A year later she found a note under her door, from Teddy, telling her that of all the teachers he'd had in elementary school, she was his favorite.Six years went by before she got another note from Teddy. He then wrote that he had finished high school, third in his class, and she was still his favorite teacher of all time. Four years after that, she got another letter, saying that while things had been tough at times, he'd stayed in school, had stuck with it, and would graduate from college with the highest of honors. He assured Mrs.Thompson she was still his favorite teacher.Then four more years passed and yet another letter came. This time he explained that after he got his bachelor's degree, he decided to go a little further. The letter explained that she was still his favorite teacher but that now his name was a little longer. The letter was signed, Theodore F. Stoddard, M.D.
The story doesn't end there. You see, there was yet another letter that spring. Teddy said he'd met this girl and was to be married. He explained that his father had died a couple of years ago and he was wondering...well, if Mrs. Thompson might agree to sit in the pew usually reserved for the mother of the groom.Guess what, she wore that bracelet, the one with several rhinestones missing, and I bet on that special day, Jean Thompson smelled just like... well, just like the way Teddy remembered his mother smelling on their last Christmas together.

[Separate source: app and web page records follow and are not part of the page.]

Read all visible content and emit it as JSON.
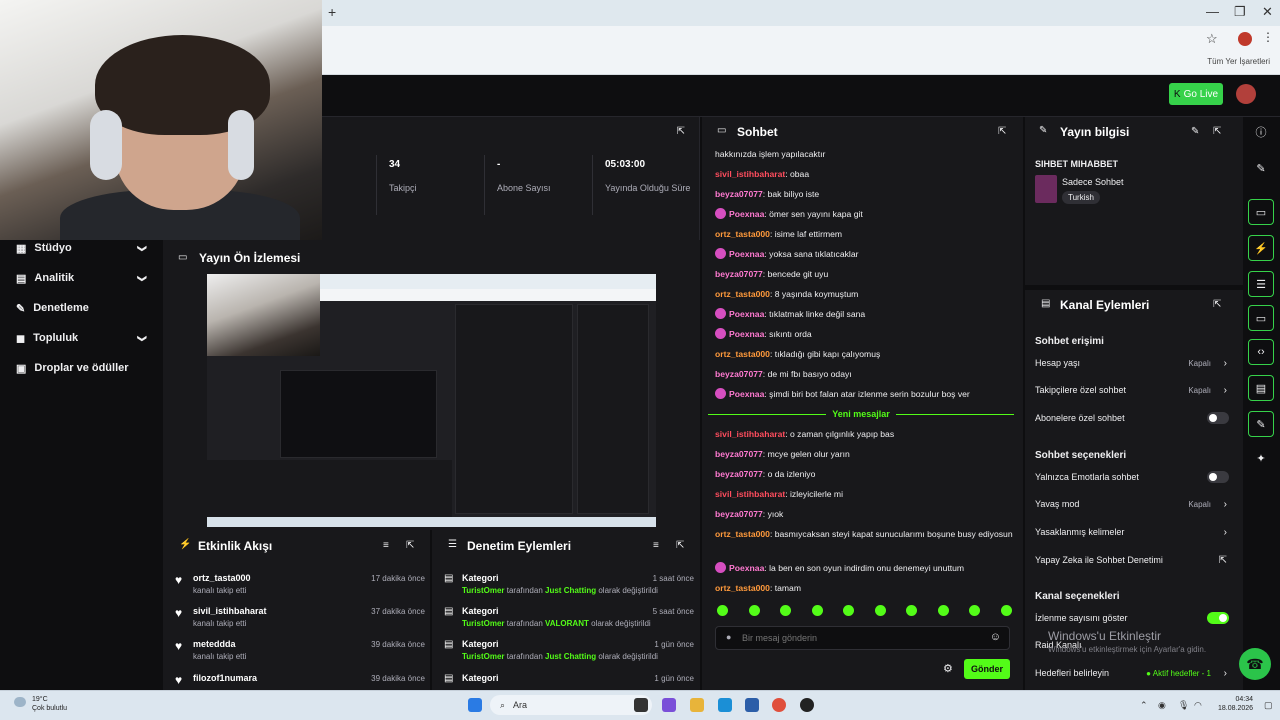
{
  "browser": {
    "new_tab": "+",
    "bookmarks_label": "Tüm Yer İşaretleri",
    "minimize": "—",
    "restore": "❐",
    "close": "✕",
    "star": "☆"
  },
  "header": {
    "go_live": "Go Live"
  },
  "stats": [
    {
      "value": "34",
      "label": "Takipçi"
    },
    {
      "value": "-",
      "label": "Abone Sayısı"
    },
    {
      "value": "05:03:00",
      "label": "Yayında Olduğu Süre"
    }
  ],
  "sidebar": {
    "items": [
      {
        "label": "Stüdyo",
        "chevron": "❯"
      },
      {
        "label": "Analitik",
        "chevron": "❯"
      },
      {
        "label": "Denetleme",
        "chevron": ""
      },
      {
        "label": "Topluluk",
        "chevron": "❯"
      },
      {
        "label": "Droplar ve ödüller",
        "chevron": ""
      }
    ]
  },
  "preview": {
    "title": "Yayın Ön İzlemesi"
  },
  "activity": {
    "title": "Etkinlik Akışı",
    "items": [
      {
        "name": "ortz_tasta000",
        "sub": "kanalı takip etti",
        "time": "17 dakika önce"
      },
      {
        "name": "sivil_istihbaharat",
        "sub": "kanalı takip etti",
        "time": "37 dakika önce"
      },
      {
        "name": "meteddda",
        "sub": "kanalı takip etti",
        "time": "39 dakika önce"
      },
      {
        "name": "filozof1numara",
        "sub": "",
        "time": "39 dakika önce"
      }
    ]
  },
  "audit": {
    "title": "Denetim Eylemleri",
    "items": [
      {
        "title": "Kategori",
        "user": "TuristOmer",
        "mid": " tarafından ",
        "cat": "Just Chatting",
        "end": " olarak değiştirildi",
        "time": "1 saat önce"
      },
      {
        "title": "Kategori",
        "user": "TuristOmer",
        "mid": " tarafından ",
        "cat": "VALORANT",
        "end": " olarak değiştirildi",
        "time": "5 saat önce"
      },
      {
        "title": "Kategori",
        "user": "TuristOmer",
        "mid": " tarafından ",
        "cat": "Just Chatting",
        "end": " olarak değiştirildi",
        "time": "1 gün önce"
      },
      {
        "title": "Kategori",
        "user": "",
        "mid": "",
        "cat": "",
        "end": "",
        "time": "1 gün önce"
      }
    ]
  },
  "chat": {
    "title": "Sohbet",
    "new_messages": "Yeni mesajlar",
    "input_placeholder": "Bir mesaj gönderin",
    "send": "Gönder",
    "messages": [
      {
        "user": "",
        "color": "#efeff1",
        "badge": false,
        "text": "hakkınızda işlem yapılacaktır"
      },
      {
        "user": "sivil_istihbaharat",
        "color": "#ff4d5e",
        "badge": false,
        "text": "obaa"
      },
      {
        "user": "beyza07077",
        "color": "#ff7ad1",
        "badge": false,
        "text": "bak biliyo iste"
      },
      {
        "user": "Poexnaa",
        "color": "#ff7ad1",
        "badge": true,
        "text": "ömer sen yayını kapa git"
      },
      {
        "user": "ortz_tasta000",
        "color": "#ff9a3c",
        "badge": false,
        "text": "isime laf ettirmem"
      },
      {
        "user": "Poexnaa",
        "color": "#ff7ad1",
        "badge": true,
        "text": "yoksa sana tıklatıcaklar"
      },
      {
        "user": "beyza07077",
        "color": "#ff7ad1",
        "badge": false,
        "text": "bencede git uyu"
      },
      {
        "user": "ortz_tasta000",
        "color": "#ff9a3c",
        "badge": false,
        "text": "8 yaşında koymuştum"
      },
      {
        "user": "Poexnaa",
        "color": "#ff7ad1",
        "badge": true,
        "text": "tıklatmak linke değil sana"
      },
      {
        "user": "Poexnaa",
        "color": "#ff7ad1",
        "badge": true,
        "text": "sıkıntı orda"
      },
      {
        "user": "ortz_tasta000",
        "color": "#ff9a3c",
        "badge": false,
        "text": "tıkladığı gibi kapı çalıyomuş"
      },
      {
        "user": "beyza07077",
        "color": "#ff7ad1",
        "badge": false,
        "text": "de mi fbı basıyo odayı"
      },
      {
        "user": "Poexnaa",
        "color": "#ff7ad1",
        "badge": true,
        "text": "şimdi biri bot falan atar izlenme serin bozulur boş ver"
      },
      {
        "user": "sivil_istihbaharat",
        "color": "#ff4d5e",
        "badge": false,
        "text": "o zaman çılgınlık yapıp bas"
      },
      {
        "user": "beyza07077",
        "color": "#ff7ad1",
        "badge": false,
        "text": "mcye gelen olur yarın"
      },
      {
        "user": "beyza07077",
        "color": "#ff7ad1",
        "badge": false,
        "text": "o da izleniyo"
      },
      {
        "user": "sivil_istihbaharat",
        "color": "#ff4d5e",
        "badge": false,
        "text": "izleyicilerle mi"
      },
      {
        "user": "beyza07077",
        "color": "#ff7ad1",
        "badge": false,
        "text": "yıok"
      },
      {
        "user": "ortz_tasta000",
        "color": "#ff9a3c",
        "badge": false,
        "text": "basmıycaksan steyi kapat sunucularımı boşune busy ediyosun"
      },
      {
        "user": "Poexnaa",
        "color": "#ff7ad1",
        "badge": true,
        "text": "la ben en son oyun indirdim onu denemeyi unuttum"
      },
      {
        "user": "ortz_tasta000",
        "color": "#ff9a3c",
        "badge": false,
        "text": "tamam"
      }
    ]
  },
  "stream_info": {
    "title": "Yayın bilgisi",
    "stream_title": "SIHBET MIHABBET",
    "category": "Sadece Sohbet",
    "language": "Turkish"
  },
  "channel_actions": {
    "title": "Kanal Eylemleri",
    "sections": [
      {
        "heading": "Sohbet erişimi",
        "rows": [
          {
            "label": "Hesap yaşı",
            "value": "Kapalı",
            "kind": "arrow"
          },
          {
            "label": "Takipçilere özel sohbet",
            "value": "Kapalı",
            "kind": "arrow"
          },
          {
            "label": "Abonelere özel sohbet",
            "value": "",
            "kind": "toggle-off"
          }
        ]
      },
      {
        "heading": "Sohbet seçenekleri",
        "rows": [
          {
            "label": "Yalnızca Emotlarla sohbet",
            "value": "",
            "kind": "toggle-off"
          },
          {
            "label": "Yavaş mod",
            "value": "Kapalı",
            "kind": "arrow"
          },
          {
            "label": "Yasaklanmış kelimeler",
            "value": "",
            "kind": "arrow"
          },
          {
            "label": "Yapay Zeka ile Sohbet Denetimi",
            "value": "",
            "kind": "external"
          }
        ]
      },
      {
        "heading": "Kanal seçenekleri",
        "rows": [
          {
            "label": "İzlenme sayısını göster",
            "value": "",
            "kind": "toggle-on"
          },
          {
            "label": "Raid Kanalı",
            "value": "",
            "kind": "none"
          },
          {
            "label": "Hedefleri belirleyin",
            "value": "● Aktif hedefler - 1",
            "kind": "arrow"
          }
        ]
      }
    ]
  },
  "watermark": {
    "line1": "Windows'u Etkinleştir",
    "line2": "Windows'u etkinleştirmek için Ayarlar'a gidin."
  },
  "taskbar": {
    "temp": "19°C",
    "weather": "Çok bulutlu",
    "search": "Ara",
    "time": "04:34",
    "date": "18.08.2026"
  },
  "colors": {
    "accent": "#53fc18",
    "bg": "#0e0e10",
    "panel": "#18181b"
  }
}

THE MORAL: You never can tell what type of impact you may make on another's life by your actions or lack thereof. Consider this fact in your venture through life. Please think before you act. Things are not always as they appear to be.

1 comment:

Mary said...

I have always loved that story about Teddy!! Great perspective!